|Cooperative Classification||Y10S507/903, Y10S507/922, C08L1/28, C08L5/14, C09K8/685|
|European Classification||C09K8/68B, C08L5/14, C08L1/28|
|Oct 25, 1982||AS||Assignment|
Owner name: SMITH INTERNATIONAL, INC. NEWPORT BEACH, CA 92660
Free format text: ASSIGNMENT OF ASSIGNORS INTEREST.;ASSIGNOR:HORTON, ROGER L.;REEL/FRAME:004062/0721
|Sep 12, 1988||AS||Assignment|
Owner name: ALLIED PRODUCTS CORPORATION, 10 SOUTH RIVERSIDE PL
Free format text: ASSIGNMENT OF ASSIGNORS INTEREST. AS OF JULY 29, 1987;ASSIGNOR:SMITH INTERNATIONAL, INC.;REEL/FRAME:004994/0633
Effective date: 19880829
|Oct 18, 1988||REMI||Maintenance fee reminder mailed|

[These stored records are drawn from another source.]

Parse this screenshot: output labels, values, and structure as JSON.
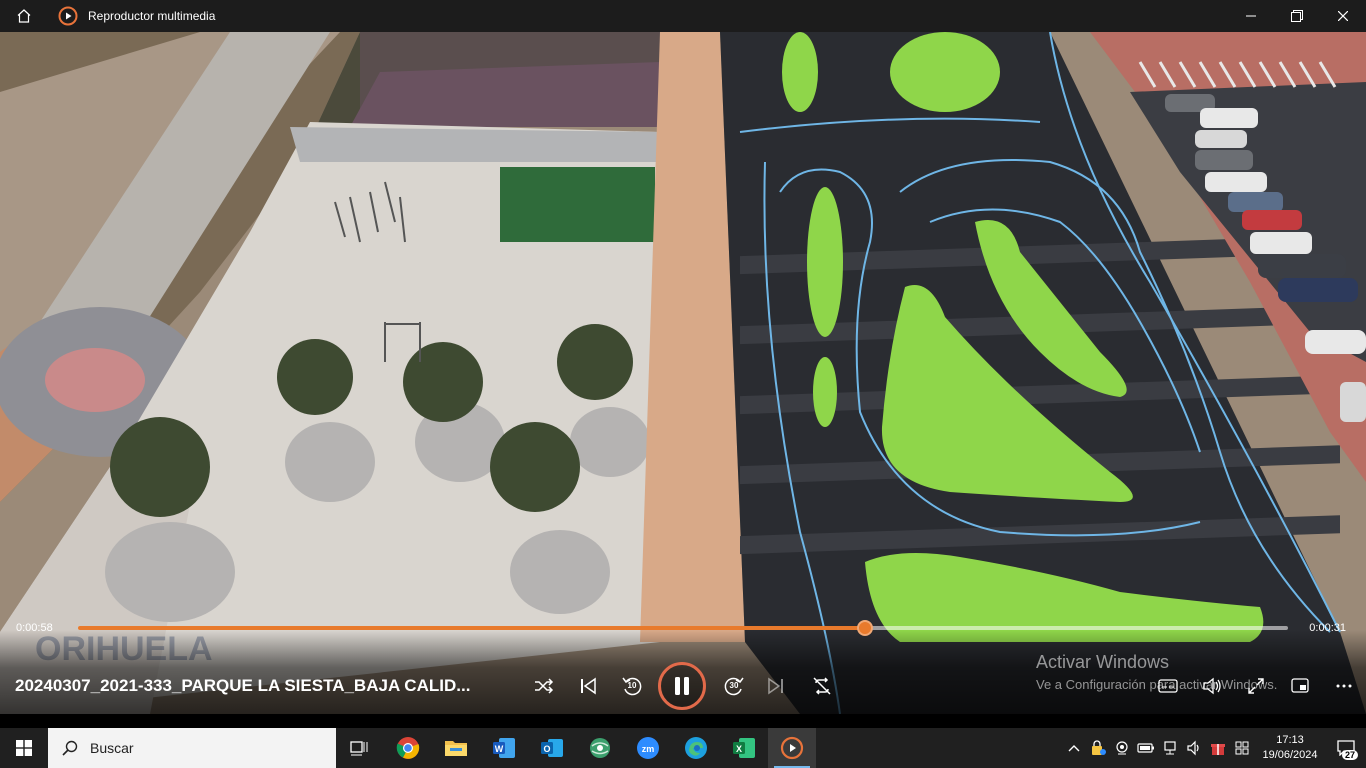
{
  "window": {
    "title": "Reproductor multimedia",
    "icons": [
      "home-icon",
      "media-player-icon",
      "minimize-icon",
      "maximize-icon",
      "close-icon"
    ]
  },
  "player": {
    "current_time": "0:00:58",
    "remaining_time": "0:00:31",
    "progress": 0.65,
    "file_title": "20240307_2021-333_PARQUE LA SIESTA_BAJA CALID...",
    "skip_back_label": "10",
    "skip_forward_label": "30",
    "accent_color": "#e87a2c",
    "controls": [
      "shuffle-icon",
      "previous-icon",
      "skip-back-10-icon",
      "pause-icon",
      "skip-forward-30-icon",
      "next-icon",
      "repeat-off-icon",
      "subtitles-icon",
      "volume-icon",
      "fullscreen-icon",
      "mini-player-icon",
      "more-icon"
    ]
  },
  "watermark": {
    "line1": "Activar Windows",
    "line2": "Ve a Configuración para activar Windows."
  },
  "taskbar": {
    "search_placeholder": "Buscar",
    "apps": [
      "task-view-icon",
      "chrome-icon",
      "file-explorer-icon",
      "word-icon",
      "outlook-icon",
      "network-globe-icon",
      "zoom-icon",
      "edge-icon",
      "excel-icon",
      "media-player-icon"
    ],
    "time": "17:13",
    "date": "19/06/2024",
    "notifications": "27"
  }
}
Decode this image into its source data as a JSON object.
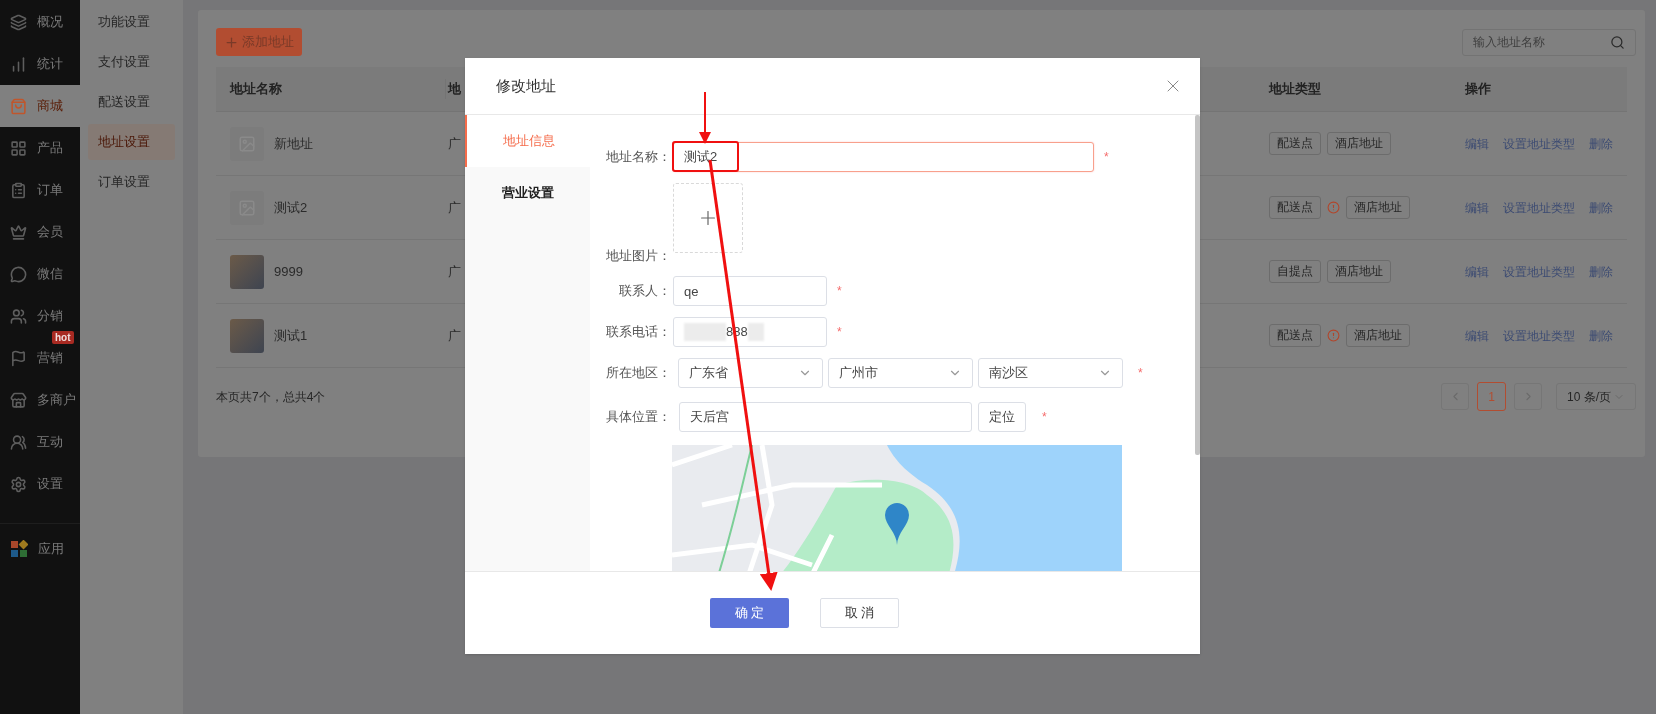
{
  "nav": {
    "items": [
      {
        "label": "概况",
        "selected": false
      },
      {
        "label": "统计",
        "selected": false
      },
      {
        "label": "商城",
        "selected": true
      },
      {
        "label": "产品",
        "selected": false
      },
      {
        "label": "订单",
        "selected": false
      },
      {
        "label": "会员",
        "selected": false
      },
      {
        "label": "微信",
        "selected": false
      },
      {
        "label": "分销",
        "selected": false
      },
      {
        "label": "营销",
        "selected": false,
        "badge": "hot"
      },
      {
        "label": "多商户",
        "selected": false
      },
      {
        "label": "互动",
        "selected": false
      },
      {
        "label": "设置",
        "selected": false
      },
      {
        "label": "应用",
        "selected": false
      }
    ]
  },
  "subnav": {
    "items": [
      {
        "label": "功能设置",
        "selected": false
      },
      {
        "label": "支付设置",
        "selected": false
      },
      {
        "label": "配送设置",
        "selected": false
      },
      {
        "label": "地址设置",
        "selected": true
      },
      {
        "label": "订单设置",
        "selected": false
      }
    ]
  },
  "toolbar": {
    "add_button": "添加地址",
    "search": {
      "placeholder": "输入地址名称"
    }
  },
  "table": {
    "columns": [
      "地址名称",
      "地",
      "地址类型",
      "操作"
    ],
    "rows": [
      {
        "image": {
          "kind": "placeholder"
        },
        "name": "新地址",
        "column_2": "广",
        "types": [
          {
            "label": "配送点",
            "warning": false
          },
          {
            "label": "酒店地址",
            "warning": false
          }
        ],
        "actions": [
          "编辑",
          "设置地址类型",
          "删除"
        ]
      },
      {
        "image": {
          "kind": "placeholder"
        },
        "name": "测试2",
        "column_2": "广",
        "types": [
          {
            "label": "配送点",
            "warning": true
          },
          {
            "label": "酒店地址",
            "warning": false
          }
        ],
        "actions": [
          "编辑",
          "设置地址类型",
          "删除"
        ]
      },
      {
        "image": {
          "kind": "photo"
        },
        "name": "9999",
        "column_2": "广",
        "types": [
          {
            "label": "自提点",
            "warning": false
          },
          {
            "label": "酒店地址",
            "warning": false
          }
        ],
        "actions": [
          "编辑",
          "设置地址类型",
          "删除"
        ]
      },
      {
        "image": {
          "kind": "photo"
        },
        "name": "测试1",
        "column_2": "广",
        "types": [
          {
            "label": "配送点",
            "warning": true
          },
          {
            "label": "酒店地址",
            "warning": false
          }
        ],
        "actions": [
          "编辑",
          "设置地址类型",
          "删除"
        ]
      }
    ]
  },
  "footer": {
    "summary": "本页共7个，总共4个",
    "pages": [
      {
        "label": "1",
        "selected": true
      }
    ],
    "page_size": "10 条/页"
  },
  "dialog": {
    "title": "修改地址",
    "tabs": [
      {
        "label": "地址信息",
        "selected": true
      },
      {
        "label": "营业设置",
        "selected": false
      }
    ],
    "fields": [
      {
        "kind": "wide_input",
        "label": "地址名称：",
        "value": "测试2",
        "required_mark": "*",
        "focused": true
      },
      {
        "kind": "upload",
        "label": "地址图片："
      },
      {
        "kind": "input",
        "label": "联系人：",
        "value": "qe",
        "required_mark": "*",
        "focused": false
      },
      {
        "kind": "redacted_input",
        "label": "联系电话：",
        "value": "888",
        "required_mark": "*",
        "focused": false
      },
      {
        "kind": "selects",
        "label": "所在地区：",
        "options": [
          "广东省",
          "广州市",
          "南沙区"
        ],
        "required_mark": "*"
      },
      {
        "kind": "locate",
        "label": "具体位置：",
        "value": "天后宫",
        "button": "定位",
        "required_mark": "*"
      },
      {
        "kind": "map"
      }
    ],
    "buttons": [
      {
        "label": "确 定",
        "kind": "primary"
      },
      {
        "label": "取 消",
        "kind": "default"
      }
    ]
  }
}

|Mar 19, 1989||LAPS||Lapse for failure to pay maintenance fees|
|Jun 6, 1989||FP||Expired due to failure to pay maintenance fee|
Effective date: 19890319
|Jan 16, 1990||AS||Assignment|
Owner name: CONTINENTAL BANK N.A. AS AGENT
Free format text: SECURITY INTEREST;ASSIGNOR:ALLIED PRODUCTS CORPORATION, A DE CORP.;REEL/FRAME:005270/0416
Effective date: 19891215
|Feb 1, 1990||AS||Assignment|
Owner name: ALLIED PRODUCTS CORPORATION, A CORP. OF DELAWARE
Free format text: RELEASED BY SECURED PARTY;ASSIGNOR:CONTINENTAL BANK N.A.;REEL/FRAME:005635/0117
Effective date: 19900124